-- Task item --
Say how many lines in the entries hold the word "JSON", and reply with that number only.

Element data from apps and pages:
• • • • •

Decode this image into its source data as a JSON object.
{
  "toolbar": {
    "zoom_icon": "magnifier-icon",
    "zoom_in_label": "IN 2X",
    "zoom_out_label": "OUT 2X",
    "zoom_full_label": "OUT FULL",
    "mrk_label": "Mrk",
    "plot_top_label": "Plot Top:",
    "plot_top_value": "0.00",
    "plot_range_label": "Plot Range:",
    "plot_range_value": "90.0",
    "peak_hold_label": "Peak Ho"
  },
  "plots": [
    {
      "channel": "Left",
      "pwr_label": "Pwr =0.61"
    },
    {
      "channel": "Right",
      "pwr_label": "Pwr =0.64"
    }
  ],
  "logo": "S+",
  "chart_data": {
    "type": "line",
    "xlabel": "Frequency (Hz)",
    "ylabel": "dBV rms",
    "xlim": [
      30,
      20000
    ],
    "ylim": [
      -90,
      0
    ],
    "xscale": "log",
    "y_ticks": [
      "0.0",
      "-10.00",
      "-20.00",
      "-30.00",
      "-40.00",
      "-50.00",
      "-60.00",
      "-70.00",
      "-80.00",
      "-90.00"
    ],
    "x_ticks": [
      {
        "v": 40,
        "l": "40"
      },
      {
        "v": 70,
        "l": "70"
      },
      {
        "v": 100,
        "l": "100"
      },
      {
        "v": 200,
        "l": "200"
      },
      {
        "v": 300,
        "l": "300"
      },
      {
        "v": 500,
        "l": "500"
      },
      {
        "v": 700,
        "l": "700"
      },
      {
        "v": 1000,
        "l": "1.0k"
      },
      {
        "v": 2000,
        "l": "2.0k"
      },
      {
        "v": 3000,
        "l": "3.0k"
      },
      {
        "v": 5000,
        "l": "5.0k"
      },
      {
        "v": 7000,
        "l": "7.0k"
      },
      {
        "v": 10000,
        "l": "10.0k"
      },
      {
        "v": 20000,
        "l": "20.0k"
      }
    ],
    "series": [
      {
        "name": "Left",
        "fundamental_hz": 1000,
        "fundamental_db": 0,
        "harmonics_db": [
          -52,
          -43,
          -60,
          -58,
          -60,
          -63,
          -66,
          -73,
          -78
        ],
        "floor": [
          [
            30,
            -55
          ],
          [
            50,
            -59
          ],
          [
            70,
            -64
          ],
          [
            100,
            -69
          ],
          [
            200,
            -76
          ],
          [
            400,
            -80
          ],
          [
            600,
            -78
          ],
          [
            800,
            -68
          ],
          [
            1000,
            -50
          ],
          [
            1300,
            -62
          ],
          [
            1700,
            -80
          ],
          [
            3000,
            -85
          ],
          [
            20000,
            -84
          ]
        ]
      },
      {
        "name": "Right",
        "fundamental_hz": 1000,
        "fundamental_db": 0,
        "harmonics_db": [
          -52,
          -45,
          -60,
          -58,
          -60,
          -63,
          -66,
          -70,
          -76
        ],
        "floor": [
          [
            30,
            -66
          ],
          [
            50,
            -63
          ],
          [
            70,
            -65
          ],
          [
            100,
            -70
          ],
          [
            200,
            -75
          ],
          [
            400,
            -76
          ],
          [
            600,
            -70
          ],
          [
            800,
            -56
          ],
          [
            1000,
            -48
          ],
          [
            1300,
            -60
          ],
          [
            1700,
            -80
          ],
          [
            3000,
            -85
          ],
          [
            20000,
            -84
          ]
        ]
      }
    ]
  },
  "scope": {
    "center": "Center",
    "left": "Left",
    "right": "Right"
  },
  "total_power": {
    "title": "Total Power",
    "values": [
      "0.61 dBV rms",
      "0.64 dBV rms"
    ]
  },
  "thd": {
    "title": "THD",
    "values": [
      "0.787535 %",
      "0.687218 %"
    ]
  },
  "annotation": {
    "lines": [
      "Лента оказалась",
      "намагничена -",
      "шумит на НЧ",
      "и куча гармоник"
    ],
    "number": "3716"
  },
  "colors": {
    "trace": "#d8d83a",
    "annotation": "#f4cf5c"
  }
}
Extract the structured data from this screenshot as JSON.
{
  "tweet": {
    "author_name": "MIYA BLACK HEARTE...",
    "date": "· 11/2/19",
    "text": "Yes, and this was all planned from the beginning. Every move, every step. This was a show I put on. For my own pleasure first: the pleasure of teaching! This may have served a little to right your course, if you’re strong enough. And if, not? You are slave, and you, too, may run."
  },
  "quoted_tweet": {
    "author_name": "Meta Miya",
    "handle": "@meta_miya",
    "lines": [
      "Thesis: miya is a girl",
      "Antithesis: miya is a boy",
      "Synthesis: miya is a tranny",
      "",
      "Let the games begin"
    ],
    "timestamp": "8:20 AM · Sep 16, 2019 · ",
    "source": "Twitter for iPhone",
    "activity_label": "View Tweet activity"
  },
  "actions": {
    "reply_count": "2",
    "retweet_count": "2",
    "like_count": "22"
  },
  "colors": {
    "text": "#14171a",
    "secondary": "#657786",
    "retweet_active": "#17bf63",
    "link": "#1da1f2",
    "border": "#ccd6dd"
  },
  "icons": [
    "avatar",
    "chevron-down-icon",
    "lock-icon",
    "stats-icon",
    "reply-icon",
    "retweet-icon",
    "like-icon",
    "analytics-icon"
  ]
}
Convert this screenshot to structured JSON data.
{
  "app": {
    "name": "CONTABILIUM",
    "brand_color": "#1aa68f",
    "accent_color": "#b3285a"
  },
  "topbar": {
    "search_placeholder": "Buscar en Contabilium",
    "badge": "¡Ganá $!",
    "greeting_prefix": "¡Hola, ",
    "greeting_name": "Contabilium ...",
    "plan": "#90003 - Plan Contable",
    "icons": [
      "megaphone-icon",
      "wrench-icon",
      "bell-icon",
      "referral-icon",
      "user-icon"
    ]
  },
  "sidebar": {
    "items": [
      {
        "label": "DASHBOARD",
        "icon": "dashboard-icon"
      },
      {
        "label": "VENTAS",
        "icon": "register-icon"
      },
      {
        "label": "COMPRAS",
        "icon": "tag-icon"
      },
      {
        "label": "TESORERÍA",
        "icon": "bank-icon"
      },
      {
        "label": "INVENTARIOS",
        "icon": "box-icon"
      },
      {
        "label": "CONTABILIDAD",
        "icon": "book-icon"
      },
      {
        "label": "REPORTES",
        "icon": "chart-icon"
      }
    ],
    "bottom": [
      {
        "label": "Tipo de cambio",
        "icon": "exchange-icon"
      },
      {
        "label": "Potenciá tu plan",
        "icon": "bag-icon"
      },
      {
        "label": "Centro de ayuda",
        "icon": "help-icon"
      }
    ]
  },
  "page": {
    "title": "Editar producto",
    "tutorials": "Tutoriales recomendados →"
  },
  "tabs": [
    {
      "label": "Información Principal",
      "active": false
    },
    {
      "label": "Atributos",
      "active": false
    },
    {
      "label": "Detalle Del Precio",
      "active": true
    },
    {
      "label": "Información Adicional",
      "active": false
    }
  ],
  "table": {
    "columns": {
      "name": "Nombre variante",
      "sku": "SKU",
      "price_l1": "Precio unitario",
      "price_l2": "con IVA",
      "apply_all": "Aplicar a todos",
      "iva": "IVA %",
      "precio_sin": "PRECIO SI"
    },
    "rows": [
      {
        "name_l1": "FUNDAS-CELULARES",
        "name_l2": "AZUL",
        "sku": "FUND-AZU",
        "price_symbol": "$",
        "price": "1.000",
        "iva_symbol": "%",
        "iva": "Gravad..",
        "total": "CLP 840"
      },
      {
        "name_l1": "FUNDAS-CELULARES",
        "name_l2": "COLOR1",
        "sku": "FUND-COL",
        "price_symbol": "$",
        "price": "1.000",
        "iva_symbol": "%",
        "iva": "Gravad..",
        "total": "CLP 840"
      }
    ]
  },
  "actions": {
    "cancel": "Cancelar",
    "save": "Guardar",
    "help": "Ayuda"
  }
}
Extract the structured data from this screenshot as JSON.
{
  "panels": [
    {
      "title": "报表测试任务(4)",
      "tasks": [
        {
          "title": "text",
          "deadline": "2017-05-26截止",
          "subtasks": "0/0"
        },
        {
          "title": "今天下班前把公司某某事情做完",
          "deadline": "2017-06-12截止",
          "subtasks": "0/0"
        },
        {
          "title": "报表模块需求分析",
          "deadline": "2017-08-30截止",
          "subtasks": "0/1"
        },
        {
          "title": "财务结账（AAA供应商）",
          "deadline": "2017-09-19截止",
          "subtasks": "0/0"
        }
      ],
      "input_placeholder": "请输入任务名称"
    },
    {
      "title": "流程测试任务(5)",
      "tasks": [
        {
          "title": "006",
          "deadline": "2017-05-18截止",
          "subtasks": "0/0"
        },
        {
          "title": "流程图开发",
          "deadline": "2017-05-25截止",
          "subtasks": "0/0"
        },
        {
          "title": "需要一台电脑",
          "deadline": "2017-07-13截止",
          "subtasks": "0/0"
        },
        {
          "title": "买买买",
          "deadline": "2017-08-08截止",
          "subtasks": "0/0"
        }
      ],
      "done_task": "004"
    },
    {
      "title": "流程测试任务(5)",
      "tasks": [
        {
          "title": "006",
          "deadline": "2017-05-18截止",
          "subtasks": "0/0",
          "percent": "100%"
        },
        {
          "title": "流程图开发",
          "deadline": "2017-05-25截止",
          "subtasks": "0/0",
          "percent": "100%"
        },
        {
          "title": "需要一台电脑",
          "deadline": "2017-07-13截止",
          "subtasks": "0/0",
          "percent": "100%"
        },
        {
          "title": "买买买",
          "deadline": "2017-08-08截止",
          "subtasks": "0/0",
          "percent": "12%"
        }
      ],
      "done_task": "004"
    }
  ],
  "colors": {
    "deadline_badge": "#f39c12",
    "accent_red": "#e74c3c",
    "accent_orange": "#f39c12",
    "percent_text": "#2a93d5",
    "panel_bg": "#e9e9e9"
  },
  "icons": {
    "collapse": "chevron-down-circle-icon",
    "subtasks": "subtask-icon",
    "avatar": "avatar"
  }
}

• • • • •

-- Response box --
4